The run was an absolute rip snorter and one that Muddy Man, believe it or not, had unbelievably nothing to do with. Our thanks for Saturday’s splendid course go squarely to John the Baptist, AKA Labia and I believe Labia Minor and Rabid Mangy dog not the Baptists. Hope I got that right, I did happen on a helpful R.M.D. dressed more like Batman or Mandrake the Magician than St. G just before the ON IN but at least he put in a sartorial effort that no one else did.
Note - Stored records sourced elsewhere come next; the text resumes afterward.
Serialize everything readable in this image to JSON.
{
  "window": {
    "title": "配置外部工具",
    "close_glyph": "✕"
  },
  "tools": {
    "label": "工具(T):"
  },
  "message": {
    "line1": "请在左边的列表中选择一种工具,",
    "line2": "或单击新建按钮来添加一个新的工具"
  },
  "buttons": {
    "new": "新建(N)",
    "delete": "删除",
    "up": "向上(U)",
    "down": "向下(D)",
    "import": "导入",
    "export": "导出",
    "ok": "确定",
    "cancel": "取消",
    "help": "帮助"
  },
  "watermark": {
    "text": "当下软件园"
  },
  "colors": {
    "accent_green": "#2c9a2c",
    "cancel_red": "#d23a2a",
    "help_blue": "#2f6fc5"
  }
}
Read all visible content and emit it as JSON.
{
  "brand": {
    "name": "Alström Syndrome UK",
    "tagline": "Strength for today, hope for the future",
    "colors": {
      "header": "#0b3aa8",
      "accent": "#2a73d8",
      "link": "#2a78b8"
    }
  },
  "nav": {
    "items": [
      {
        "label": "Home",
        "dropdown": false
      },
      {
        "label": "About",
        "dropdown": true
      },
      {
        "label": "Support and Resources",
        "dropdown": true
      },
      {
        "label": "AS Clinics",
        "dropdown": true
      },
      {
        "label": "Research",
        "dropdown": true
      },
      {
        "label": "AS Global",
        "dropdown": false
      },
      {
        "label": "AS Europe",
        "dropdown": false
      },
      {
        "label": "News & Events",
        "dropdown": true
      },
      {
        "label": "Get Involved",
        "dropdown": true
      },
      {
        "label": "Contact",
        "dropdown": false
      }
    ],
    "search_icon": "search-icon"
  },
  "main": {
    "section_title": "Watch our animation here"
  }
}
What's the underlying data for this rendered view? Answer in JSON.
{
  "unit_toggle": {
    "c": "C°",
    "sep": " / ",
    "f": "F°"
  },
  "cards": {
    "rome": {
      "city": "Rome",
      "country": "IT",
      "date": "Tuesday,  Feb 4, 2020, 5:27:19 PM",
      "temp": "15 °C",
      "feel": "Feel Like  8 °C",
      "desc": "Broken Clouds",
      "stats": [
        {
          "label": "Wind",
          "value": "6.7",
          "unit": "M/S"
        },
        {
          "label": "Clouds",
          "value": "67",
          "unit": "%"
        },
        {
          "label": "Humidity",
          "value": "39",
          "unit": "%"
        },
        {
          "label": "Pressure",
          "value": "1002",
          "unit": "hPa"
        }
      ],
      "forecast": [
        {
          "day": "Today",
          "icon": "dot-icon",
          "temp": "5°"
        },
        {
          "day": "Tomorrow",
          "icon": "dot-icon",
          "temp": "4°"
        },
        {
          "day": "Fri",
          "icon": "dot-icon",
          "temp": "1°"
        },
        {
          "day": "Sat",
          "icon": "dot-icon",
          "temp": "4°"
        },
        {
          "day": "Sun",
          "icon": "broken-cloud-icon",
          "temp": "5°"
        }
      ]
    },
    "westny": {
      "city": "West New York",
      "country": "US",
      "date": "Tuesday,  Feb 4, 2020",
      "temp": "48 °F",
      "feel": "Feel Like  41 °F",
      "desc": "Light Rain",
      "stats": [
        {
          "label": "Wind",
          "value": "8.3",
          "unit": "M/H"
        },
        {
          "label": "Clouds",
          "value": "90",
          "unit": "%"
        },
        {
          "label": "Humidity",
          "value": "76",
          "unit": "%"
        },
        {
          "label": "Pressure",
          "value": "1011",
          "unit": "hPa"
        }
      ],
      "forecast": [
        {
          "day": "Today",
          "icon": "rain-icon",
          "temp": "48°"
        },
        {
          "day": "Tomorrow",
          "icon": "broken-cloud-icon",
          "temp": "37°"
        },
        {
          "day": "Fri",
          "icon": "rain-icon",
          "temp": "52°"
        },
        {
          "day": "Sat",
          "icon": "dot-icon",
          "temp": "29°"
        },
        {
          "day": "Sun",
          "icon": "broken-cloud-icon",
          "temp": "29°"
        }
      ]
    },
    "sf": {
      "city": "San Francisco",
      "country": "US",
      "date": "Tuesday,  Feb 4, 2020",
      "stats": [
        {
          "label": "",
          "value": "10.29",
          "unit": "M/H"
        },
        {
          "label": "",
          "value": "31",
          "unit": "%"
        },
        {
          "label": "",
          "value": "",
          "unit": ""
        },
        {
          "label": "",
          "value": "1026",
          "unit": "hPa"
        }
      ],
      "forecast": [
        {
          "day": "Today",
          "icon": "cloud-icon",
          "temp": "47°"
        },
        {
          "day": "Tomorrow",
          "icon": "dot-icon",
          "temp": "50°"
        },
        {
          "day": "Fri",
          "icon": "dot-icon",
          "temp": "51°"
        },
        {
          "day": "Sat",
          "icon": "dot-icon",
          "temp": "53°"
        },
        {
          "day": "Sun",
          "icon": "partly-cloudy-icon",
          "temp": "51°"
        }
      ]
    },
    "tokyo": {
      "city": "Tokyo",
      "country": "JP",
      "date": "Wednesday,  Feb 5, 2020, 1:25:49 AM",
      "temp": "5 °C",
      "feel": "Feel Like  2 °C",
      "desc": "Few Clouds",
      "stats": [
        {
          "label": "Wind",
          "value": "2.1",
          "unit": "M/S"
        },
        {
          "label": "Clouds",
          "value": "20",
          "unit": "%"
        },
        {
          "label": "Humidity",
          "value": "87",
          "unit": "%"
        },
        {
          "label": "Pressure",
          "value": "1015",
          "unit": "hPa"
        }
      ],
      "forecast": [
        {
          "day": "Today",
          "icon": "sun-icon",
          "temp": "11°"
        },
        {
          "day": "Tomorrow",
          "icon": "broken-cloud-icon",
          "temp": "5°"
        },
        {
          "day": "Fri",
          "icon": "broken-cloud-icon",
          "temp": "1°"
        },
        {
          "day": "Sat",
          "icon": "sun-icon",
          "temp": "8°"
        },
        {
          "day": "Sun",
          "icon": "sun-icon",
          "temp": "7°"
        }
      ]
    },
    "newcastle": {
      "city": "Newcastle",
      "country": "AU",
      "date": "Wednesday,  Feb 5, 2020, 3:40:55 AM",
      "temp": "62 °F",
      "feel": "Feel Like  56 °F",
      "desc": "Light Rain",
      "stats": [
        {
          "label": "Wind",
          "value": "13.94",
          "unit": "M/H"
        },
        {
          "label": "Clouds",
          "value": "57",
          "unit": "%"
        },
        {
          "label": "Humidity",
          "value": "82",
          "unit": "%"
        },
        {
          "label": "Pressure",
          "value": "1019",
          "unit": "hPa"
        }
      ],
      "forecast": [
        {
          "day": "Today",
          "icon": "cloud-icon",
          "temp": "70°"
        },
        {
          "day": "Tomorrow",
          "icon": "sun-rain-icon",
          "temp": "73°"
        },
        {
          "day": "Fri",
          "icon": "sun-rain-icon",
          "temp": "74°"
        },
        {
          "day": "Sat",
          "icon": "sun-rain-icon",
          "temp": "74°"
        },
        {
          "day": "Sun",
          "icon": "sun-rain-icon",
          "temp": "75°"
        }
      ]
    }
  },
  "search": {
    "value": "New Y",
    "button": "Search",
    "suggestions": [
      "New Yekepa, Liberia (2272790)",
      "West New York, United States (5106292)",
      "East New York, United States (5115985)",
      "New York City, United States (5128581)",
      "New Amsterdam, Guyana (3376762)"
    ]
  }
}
The trail was all pretty much ups and downs of course being located in hilly Petang and a whole lot of imposing igneous-looking rock. There was one stretch where having completed a fairly serious up up from a river to a paddy section, we were confronted by a rocky face that looked the size of Uluruh (or what used to be Ayer’s Rock – this was a bit presumptuous of old Ayer whoever he was, by the way; a bit like me expecting everybody to call Gunung Agung “Mt. Jangle Balls” because I saw it once).
Anyhoo, stop me if I’ve mentioned this before, I don’t do up ups too well and by the time I was half way up this obstruction I wanted to make it stop more than I wanted world peace, fabulous riches or eternal youth. After this terrible suffering however, I was rewarded with soothing, sweeping, untouched, tropical countryside views from the mostly descending serpentine asphalt road of the ON IN, just friggin’ lovely. That’s all I can say.
Back at the Petang Rafting car park, we lined up for delicious baked spuds replete with sour cream and bacon courtesy of (shit, I hope this is right, Café Smorgas). And of course, lashings of beer, in case you didn’t know beer came in them. Of course St. George was a keen baked spuds and sour cream man and mighty piss artist, as we historically know, and consumed a lot of these things when he was busy not being in England.
The circle was also, once again, a great deal of fun. Not a lot of virgin baptising went on (one is not a lot) but R.A. Dancing Queen introduced us to all manner of lesser known Saints including St. Gudang of Hungary, St. Tin Tin Balls of Belgium, St. Jean Le Batiste of Milton Keynes and, Himself, St D.Q. Svenska of Stockholm. Bishop Night Jar sang us a lullaby about old King Cole who called for all manner of, frankly, weird shit in the middle of the night.
Jangle Balls, as it turns out a lesser known Saint himself from the Fremantle, Western Australian Diocese presided over the strategic placement of five Chinese crackers up the arseholes of as many English people (do the math) for later detonation accompanied by “Rule Britannia” (marmalade and jam) and his usual manic gesticulations. Fortunately most of this took place in his beer flooded imagination.
This week I travelled, in the lack of a navigator, with the “Sanur Bus” group, brainchild of His Royal Majesty and newly minted Saint D.Queen of Smorgas. I must say I enjoyed this immensely, both the relaxing trip up to Petang NOT driving and wrangling my way through the traffic and the atmosphere of good fellowship and a certain quality in the confines of the bus that can only be called “beer” on the way back.
Like I needed any more, need schmeed.
On on, J.B.